Read more about Nodding geebung
The nodding geebung grows in small, scattered patches across Sydney’s Cumberland Plain in some scribbly gum woodland and ironbark forests.
When young, it has hairy branches, which become hairless when the plant matures. It can grow 2.5m high, and flowers from November to March each year. Bees and wasps feed on its flowers. The nodding geebung produces an abundance of small green fruits, which traditionally were a food source for Aboriginal people.
Currawongs, wallabies and possums are important to the nodding geebung’s life cycle. They eat its fruit and distribute nodding geebung seeds, helping ensure its future growth. During bushfires nodding geebung plants die and can only re-grow from seeds that may be present on the ground.

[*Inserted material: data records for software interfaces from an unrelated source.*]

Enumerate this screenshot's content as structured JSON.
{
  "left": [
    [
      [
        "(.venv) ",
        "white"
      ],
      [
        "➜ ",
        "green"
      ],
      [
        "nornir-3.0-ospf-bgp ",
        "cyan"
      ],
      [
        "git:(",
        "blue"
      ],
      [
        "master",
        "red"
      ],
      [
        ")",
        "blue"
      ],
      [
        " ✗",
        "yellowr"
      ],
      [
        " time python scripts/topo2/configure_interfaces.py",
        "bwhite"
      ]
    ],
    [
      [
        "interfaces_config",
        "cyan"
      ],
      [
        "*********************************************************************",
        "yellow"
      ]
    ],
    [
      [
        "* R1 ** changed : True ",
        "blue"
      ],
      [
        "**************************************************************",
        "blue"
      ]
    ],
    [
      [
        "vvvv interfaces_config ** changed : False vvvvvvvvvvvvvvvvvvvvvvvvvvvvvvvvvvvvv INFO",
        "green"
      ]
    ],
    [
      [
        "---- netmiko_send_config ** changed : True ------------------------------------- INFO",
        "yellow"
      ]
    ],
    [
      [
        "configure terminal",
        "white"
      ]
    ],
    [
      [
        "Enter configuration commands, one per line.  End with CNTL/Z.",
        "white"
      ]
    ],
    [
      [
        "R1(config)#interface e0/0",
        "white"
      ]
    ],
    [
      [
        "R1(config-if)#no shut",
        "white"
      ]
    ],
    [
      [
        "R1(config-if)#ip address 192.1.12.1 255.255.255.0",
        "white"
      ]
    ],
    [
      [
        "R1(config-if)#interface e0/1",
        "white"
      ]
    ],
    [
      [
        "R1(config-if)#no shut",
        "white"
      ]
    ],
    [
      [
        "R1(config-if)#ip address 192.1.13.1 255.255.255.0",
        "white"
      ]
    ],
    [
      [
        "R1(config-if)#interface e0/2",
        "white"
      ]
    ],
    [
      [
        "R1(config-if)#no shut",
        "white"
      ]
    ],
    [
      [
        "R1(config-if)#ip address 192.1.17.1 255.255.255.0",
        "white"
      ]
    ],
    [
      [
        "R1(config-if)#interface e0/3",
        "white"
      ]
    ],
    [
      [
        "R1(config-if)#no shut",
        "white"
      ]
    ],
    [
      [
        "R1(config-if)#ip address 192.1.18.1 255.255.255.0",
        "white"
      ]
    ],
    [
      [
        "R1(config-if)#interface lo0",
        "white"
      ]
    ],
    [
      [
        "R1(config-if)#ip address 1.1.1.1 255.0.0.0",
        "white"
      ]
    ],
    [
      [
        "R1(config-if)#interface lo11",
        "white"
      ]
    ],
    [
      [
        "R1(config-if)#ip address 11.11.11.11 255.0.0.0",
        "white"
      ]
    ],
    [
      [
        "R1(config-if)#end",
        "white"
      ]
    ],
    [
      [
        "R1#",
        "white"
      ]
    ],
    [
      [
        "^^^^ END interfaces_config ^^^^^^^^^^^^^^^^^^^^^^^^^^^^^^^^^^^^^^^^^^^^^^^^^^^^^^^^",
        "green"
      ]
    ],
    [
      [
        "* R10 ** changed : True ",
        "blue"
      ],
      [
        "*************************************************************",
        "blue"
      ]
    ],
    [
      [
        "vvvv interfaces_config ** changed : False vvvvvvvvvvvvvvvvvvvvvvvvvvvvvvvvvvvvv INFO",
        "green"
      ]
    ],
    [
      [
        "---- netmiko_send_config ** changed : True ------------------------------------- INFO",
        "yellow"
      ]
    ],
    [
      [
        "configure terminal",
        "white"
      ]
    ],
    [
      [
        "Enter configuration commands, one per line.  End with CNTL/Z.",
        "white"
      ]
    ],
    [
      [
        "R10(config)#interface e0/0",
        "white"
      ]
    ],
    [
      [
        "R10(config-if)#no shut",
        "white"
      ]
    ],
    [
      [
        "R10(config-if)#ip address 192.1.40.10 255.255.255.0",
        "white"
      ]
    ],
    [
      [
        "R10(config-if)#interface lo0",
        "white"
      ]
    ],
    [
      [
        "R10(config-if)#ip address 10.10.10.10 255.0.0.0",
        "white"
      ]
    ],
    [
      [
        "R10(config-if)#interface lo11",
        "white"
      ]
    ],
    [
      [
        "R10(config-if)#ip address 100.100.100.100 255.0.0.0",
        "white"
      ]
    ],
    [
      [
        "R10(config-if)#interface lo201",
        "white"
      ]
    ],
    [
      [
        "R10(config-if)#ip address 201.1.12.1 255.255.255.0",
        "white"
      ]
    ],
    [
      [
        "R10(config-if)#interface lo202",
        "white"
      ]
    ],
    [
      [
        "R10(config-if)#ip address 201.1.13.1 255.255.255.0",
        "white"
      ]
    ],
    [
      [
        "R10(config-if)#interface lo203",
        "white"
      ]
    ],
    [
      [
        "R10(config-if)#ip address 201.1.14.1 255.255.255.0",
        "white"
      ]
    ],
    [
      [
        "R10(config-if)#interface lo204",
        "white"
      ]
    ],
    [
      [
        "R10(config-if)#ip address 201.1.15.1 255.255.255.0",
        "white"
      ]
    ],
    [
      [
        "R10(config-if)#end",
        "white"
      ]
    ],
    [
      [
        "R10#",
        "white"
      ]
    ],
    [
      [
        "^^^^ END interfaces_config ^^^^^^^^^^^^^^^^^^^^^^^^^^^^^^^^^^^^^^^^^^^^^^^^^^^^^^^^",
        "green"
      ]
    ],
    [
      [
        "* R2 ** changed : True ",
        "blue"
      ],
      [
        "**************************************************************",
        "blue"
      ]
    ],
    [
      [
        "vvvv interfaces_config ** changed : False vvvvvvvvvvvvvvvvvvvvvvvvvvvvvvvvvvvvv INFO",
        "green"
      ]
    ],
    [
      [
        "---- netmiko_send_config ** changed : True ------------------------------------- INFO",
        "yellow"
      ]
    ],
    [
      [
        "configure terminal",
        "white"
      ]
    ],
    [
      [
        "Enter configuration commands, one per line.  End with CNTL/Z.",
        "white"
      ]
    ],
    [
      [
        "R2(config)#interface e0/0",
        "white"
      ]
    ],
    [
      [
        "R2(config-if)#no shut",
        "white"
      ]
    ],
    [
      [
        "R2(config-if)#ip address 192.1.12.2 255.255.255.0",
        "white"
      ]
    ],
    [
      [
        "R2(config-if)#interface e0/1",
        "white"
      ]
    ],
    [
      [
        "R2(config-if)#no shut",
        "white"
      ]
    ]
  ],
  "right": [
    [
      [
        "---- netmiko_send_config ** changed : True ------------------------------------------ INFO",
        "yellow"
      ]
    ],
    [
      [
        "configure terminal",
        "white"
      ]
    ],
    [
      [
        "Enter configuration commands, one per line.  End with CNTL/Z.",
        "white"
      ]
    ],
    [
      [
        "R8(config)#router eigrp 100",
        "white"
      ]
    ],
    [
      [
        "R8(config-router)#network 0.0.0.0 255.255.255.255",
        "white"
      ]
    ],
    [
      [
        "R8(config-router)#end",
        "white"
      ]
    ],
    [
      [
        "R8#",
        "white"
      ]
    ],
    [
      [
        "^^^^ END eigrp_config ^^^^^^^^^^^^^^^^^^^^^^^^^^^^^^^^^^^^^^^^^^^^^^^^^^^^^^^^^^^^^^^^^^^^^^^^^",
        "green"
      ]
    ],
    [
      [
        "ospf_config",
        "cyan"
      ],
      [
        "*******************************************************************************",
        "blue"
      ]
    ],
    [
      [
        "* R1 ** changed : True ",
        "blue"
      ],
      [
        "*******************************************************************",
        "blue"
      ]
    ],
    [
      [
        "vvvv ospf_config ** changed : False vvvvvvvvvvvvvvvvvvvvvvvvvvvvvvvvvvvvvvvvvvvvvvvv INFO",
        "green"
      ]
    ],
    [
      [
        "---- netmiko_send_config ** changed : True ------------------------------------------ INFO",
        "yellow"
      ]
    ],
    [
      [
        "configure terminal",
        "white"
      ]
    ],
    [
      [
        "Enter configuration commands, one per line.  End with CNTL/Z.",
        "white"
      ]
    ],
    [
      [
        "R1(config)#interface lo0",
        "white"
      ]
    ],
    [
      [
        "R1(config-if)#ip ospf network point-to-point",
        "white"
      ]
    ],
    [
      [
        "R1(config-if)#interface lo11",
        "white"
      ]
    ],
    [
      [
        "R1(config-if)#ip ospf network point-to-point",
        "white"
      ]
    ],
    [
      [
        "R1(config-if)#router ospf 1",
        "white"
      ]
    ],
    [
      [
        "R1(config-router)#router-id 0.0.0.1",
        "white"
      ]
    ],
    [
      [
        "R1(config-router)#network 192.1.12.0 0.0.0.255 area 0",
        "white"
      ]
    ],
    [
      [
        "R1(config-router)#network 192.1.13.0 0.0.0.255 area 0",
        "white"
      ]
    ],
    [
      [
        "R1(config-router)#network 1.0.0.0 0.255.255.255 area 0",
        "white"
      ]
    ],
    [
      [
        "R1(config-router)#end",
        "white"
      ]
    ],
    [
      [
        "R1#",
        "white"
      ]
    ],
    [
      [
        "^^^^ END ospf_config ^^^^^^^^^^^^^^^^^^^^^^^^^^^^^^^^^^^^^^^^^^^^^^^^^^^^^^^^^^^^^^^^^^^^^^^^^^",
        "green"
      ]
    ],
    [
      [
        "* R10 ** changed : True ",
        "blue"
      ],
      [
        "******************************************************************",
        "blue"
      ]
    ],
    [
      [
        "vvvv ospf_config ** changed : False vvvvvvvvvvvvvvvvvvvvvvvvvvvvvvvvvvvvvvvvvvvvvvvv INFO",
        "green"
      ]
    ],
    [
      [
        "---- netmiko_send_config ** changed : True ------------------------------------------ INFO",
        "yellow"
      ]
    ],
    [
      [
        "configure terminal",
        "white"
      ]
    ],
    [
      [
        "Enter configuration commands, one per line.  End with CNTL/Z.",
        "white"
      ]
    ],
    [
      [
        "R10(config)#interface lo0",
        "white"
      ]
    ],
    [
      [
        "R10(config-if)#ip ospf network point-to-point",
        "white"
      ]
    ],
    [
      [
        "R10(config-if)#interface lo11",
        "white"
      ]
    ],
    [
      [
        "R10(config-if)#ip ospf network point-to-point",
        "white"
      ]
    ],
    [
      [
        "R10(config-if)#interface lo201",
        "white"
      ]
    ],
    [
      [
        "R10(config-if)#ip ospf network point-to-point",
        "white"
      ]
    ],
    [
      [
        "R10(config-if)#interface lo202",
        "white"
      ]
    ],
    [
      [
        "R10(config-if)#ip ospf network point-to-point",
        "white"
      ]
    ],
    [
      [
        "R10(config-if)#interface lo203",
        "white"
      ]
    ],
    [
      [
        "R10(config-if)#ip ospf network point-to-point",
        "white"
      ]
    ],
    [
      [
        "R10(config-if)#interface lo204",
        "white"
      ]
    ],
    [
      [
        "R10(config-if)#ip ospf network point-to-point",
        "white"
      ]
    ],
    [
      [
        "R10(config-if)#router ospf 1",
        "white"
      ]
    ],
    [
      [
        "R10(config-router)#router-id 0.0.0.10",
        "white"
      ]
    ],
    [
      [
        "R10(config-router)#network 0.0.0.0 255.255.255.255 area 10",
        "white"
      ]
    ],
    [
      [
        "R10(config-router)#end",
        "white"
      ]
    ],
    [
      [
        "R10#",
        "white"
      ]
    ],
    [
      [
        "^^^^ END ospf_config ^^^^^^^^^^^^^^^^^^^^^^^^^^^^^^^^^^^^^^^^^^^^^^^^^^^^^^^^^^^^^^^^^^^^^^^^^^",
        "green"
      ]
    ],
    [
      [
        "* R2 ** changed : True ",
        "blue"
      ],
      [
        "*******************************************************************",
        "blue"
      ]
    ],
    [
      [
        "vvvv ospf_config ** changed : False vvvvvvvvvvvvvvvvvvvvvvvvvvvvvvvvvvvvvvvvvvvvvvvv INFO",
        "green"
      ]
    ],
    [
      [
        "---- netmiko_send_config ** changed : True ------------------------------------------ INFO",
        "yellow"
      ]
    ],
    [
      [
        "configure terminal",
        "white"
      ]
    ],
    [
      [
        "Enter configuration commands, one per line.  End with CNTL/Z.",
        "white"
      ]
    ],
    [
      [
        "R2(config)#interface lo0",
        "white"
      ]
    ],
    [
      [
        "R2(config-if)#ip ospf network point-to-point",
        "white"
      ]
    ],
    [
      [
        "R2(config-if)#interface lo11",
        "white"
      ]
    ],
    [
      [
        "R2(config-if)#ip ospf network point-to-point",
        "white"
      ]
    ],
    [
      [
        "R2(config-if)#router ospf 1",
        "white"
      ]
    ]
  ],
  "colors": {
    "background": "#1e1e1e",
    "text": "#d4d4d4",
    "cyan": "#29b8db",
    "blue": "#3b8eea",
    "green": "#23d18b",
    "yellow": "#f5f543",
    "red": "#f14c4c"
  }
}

Parks in which this plant is found:
- Common name
- Nodding geebung
- Scientific name
- Persoonia nutans
- Conservation status in NSW
You might also like
Once widespread across Sydney's west, Cumberland Plain woodland is now critically endangered. A restoration program aims to restore this beautiful and...
Around 85% of the approximately 900 threatened species in NSW are found in our national parks and reserves. Find out what we're doing to protect threa...
Assets of Intergenerational Significance (AIS) are declared to bolster protections for an area with exceptional environmental or cultural values, like...
Today, we're at risk of losing nearly 1000 of our state's native animals and plants. That's why the NSW Government established Saving our Species. It'...